Instead of a leadership crisis, this is an organisational crisis and I believe that in Australia we face similar challenges. Jewish young adults are not rushing to become members of our major Jewish organisations, nor are they eagerly vying for board positions. Every report on the habits of Gen Y clearly states that this is a group that shuns loyalty to traditional institutions and membership is seen as anachronistic. Will we face a crisis if our young adults don’t embrace our major organisations, or will we invent new and innovative ways to thrive as a community?
If organisations want to remain relevant and attractive they need to reassert their core mandate or to reinvent their purpose in order to flourish and grow. The landscape of Australian Jewish life is shifting. Whereas identity was once based on descent, today it is primarily based on choice. In today’s marketplace there are multiple options with regard to affiliation and participation.
Affiliation is a choice. Civic engagement is a choice. Being Jewish is a choice. Our challenge is to ensure that out of the plethora of choices available today, we create programs and content that make being Jewish a meaningful, personal and inspiring activity. Young adults are relying less and less on the major organisations to provide that connection. Who will lead the organisations in 30 years time (if they still exist)? Are we doing enough to develop and nurture the next generation of leaders in this fast changing environment?
In NSW, the Jewish Communal Appeal has devoted considerable resources towards young adult engagement. There are currently 8 people employed at the Shalom Institute all devoted to creating programs that connect, activate and educate Jewish young adults. How many people are employed in Victoria to do similar work? Zero. The JCA identified the need through its strategic planning arm and then was able to allocate resources towards that need. (If anyone was looking for a good reason to set up a JCA in Melbourne, there’s one.)

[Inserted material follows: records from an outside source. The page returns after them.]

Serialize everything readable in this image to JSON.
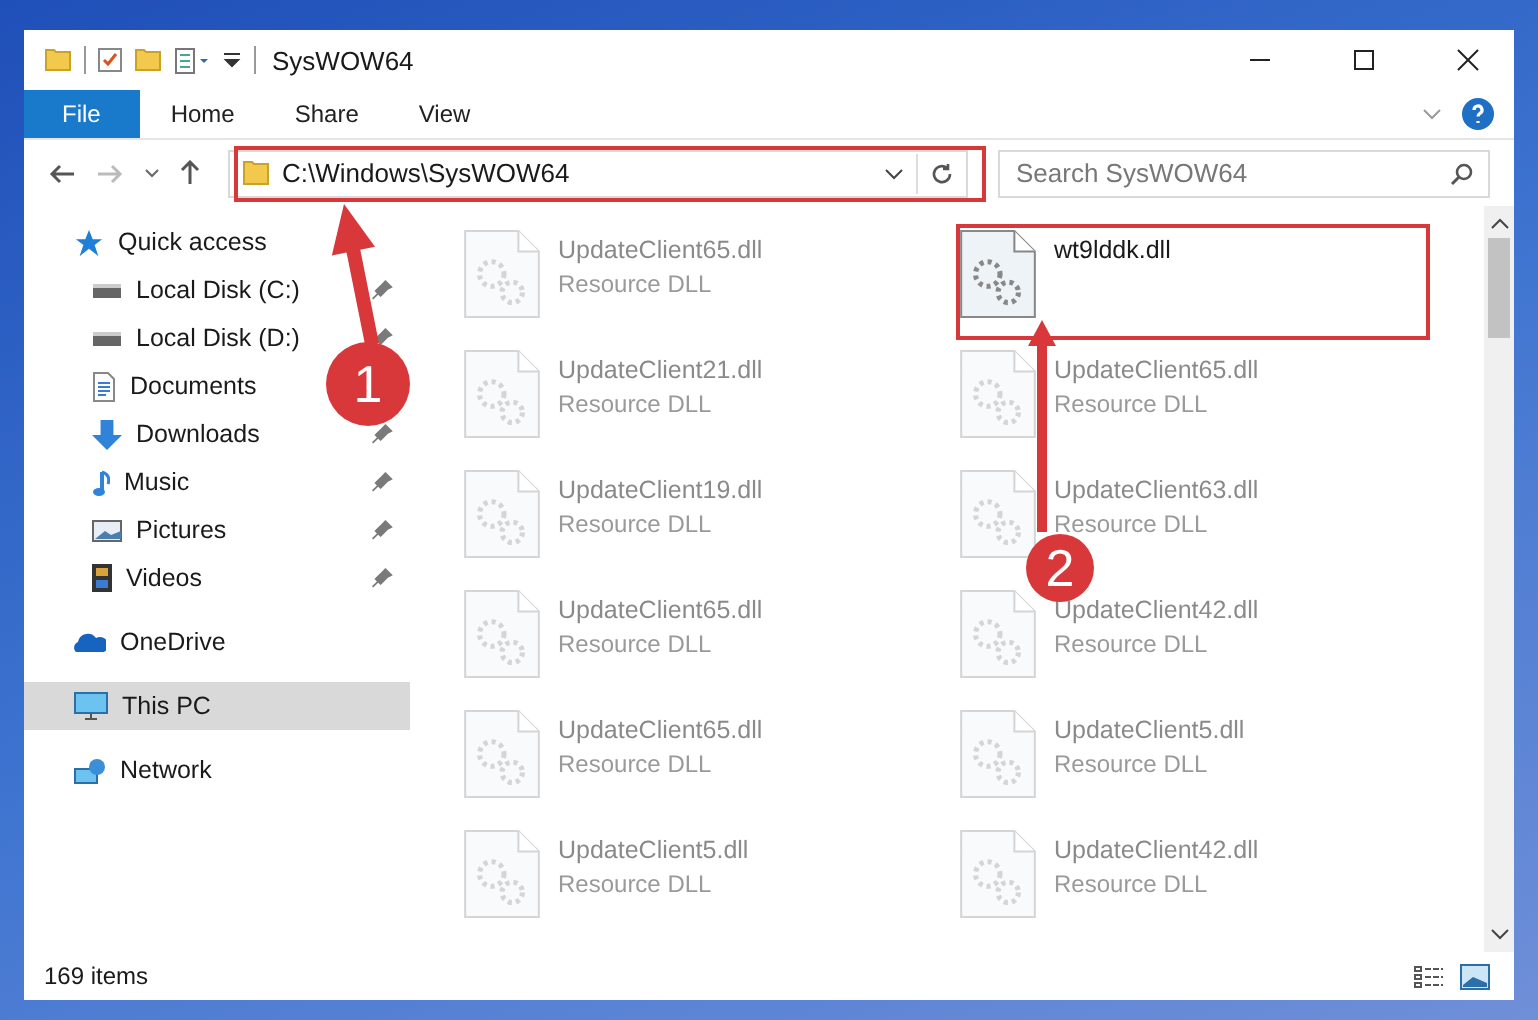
{
  "window": {
    "title": "SysWOW64"
  },
  "ribbon_tabs": [
    {
      "label": "File",
      "kind": "file"
    },
    {
      "label": "Home",
      "kind": "tab"
    },
    {
      "label": "Share",
      "kind": "tab"
    },
    {
      "label": "View",
      "kind": "tab"
    }
  ],
  "address": {
    "path": "C:\\Windows\\SysWOW64"
  },
  "search": {
    "placeholder": "Search SysWOW64"
  },
  "sidebar": [
    {
      "label": "Quick access",
      "kind": "star",
      "selected": false,
      "children": [
        {
          "label": "Local Disk (C:)",
          "kind": "disk",
          "pinned": true,
          "selected": false
        },
        {
          "label": "Local Disk (D:)",
          "kind": "disk",
          "pinned": true,
          "selected": false
        },
        {
          "label": "Documents",
          "kind": "documents",
          "selected": false
        },
        {
          "label": "Downloads",
          "kind": "download",
          "pinned": true,
          "selected": false
        },
        {
          "label": "Music",
          "kind": "music",
          "pinned": true,
          "selected": false
        },
        {
          "label": "Pictures",
          "kind": "pictures",
          "pinned": true,
          "selected": false
        },
        {
          "label": "Videos",
          "kind": "videos",
          "pinned": true,
          "selected": false
        }
      ]
    },
    {
      "label": "OneDrive",
      "kind": "cloud",
      "selected": false
    },
    {
      "label": "This PC",
      "kind": "pc",
      "selected": true
    },
    {
      "label": "Network",
      "kind": "network",
      "selected": false
    }
  ],
  "files": [
    {
      "name": "UpdateClient65.dll",
      "type": "Resource DLL",
      "faded": true
    },
    {
      "name": "wt9lddk.dll",
      "faded": false
    },
    {
      "name": "UpdateClient21.dll",
      "type": "Resource DLL",
      "faded": true
    },
    {
      "name": "UpdateClient65.dll",
      "type": "Resource DLL",
      "faded": true
    },
    {
      "name": "UpdateClient19.dll",
      "type": "Resource DLL",
      "faded": true
    },
    {
      "name": "UpdateClient63.dll",
      "type": "Resource DLL",
      "faded": true
    },
    {
      "name": "UpdateClient65.dll",
      "type": "Resource DLL",
      "faded": true
    },
    {
      "name": "UpdateClient42.dll",
      "type": "Resource DLL",
      "faded": true
    },
    {
      "name": "UpdateClient65.dll",
      "type": "Resource DLL",
      "faded": true
    },
    {
      "name": "UpdateClient5.dll",
      "type": "Resource DLL",
      "faded": true
    },
    {
      "name": "UpdateClient5.dll",
      "type": "Resource DLL",
      "faded": true
    },
    {
      "name": "UpdateClient42.dll",
      "type": "Resource DLL",
      "faded": true
    }
  ],
  "annotations": [
    {
      "number": "1"
    },
    {
      "number": "2"
    }
  ],
  "status_bar": {
    "item_count": "169 items"
  }
}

The Gen08 report made several recommendations regarding young adults:
- “Create a central forum for young activists, with a modest level of funding sufficient for the development and implementation of initiatives devised by these activists.
- Build specific programs to augment the identification and nurturing of potential communal leaders.”
These recommendations have triggered The Australian Jewish Funders to step in and try to fill the vacuum in Melbourne by setting up a Moishe House, and hosting the first ever ROI conference this weekend. The ROI community, founded by Lynn Schusterman, is a global network of over 800 Jewish innovators which connects dynamic and creative Jews, giving them the tools, support and space to turn their ideas into innovative work that will impact Jewish life. David Werdiger of the AJF explained that “ROI is investing in young adults to develop them as leaders and empower them to impact their Jewish communities and the world at large.”
Hopefully the fifty participants will generate ideas and create initiatives that challenge the status quo and inject a vibrancy, creativity and dynamism into our community. Visionary funders will be needed to back the best ideas, even though it’s highly unlikely these ideas will be connected to the large legacy organisations.
We need to think outside the box because the same parties at the same venues with the same two free drinks is not inspiring the next generation of Jews to deeply engage with their Jewish identities. Engagement without fundamental purpose, vision, and daring will only hold fast for a short time. Aharon Horowitz, founder of a social entrepreneur hub called Presentense, recently wrote that “engagement for engagement’s sake is the most highly un-Jewish use of our resources that one could imagine. Engagement around explicit meaning and purpose—with good times thrown in to get people in the door—is what builds a leadership of the Jewish future.”
I strongly believe that Jewish young adults today are not commitment-averse. They just need a compelling reason to commit. Guilt is not a good enough reason. Judaism based on guilt is not sustainable. What is sustainable are initiatives that let young adults locate the kind of meaning that leads to authentic, committed and longterm engagement. The more entry points (ie: niche programs) the more opportunities to connect.
I do not share Isi Leibler’s grave concern for the future of the Jewish community’s organisational leadership. Organisations don’t exist for the sake of existing. If they are experiencing a sharp decline in membership and funding we should re-assess the continued relevance of their aims and, if they are found lacking, gently let them fold. We will reinvent, adapt and create something new as we have done over and over again during the 3000 years of recorded Jewish history.
Concerns over high rates of intermarriage and the decline of our major institutions are real and legitimate. Let’s counter these challenges by focusing on producing Jewish leaders who have a deep understanding of their Jewish heritage and a strong sense of commitment and passion for the Jewish people and the world we live in.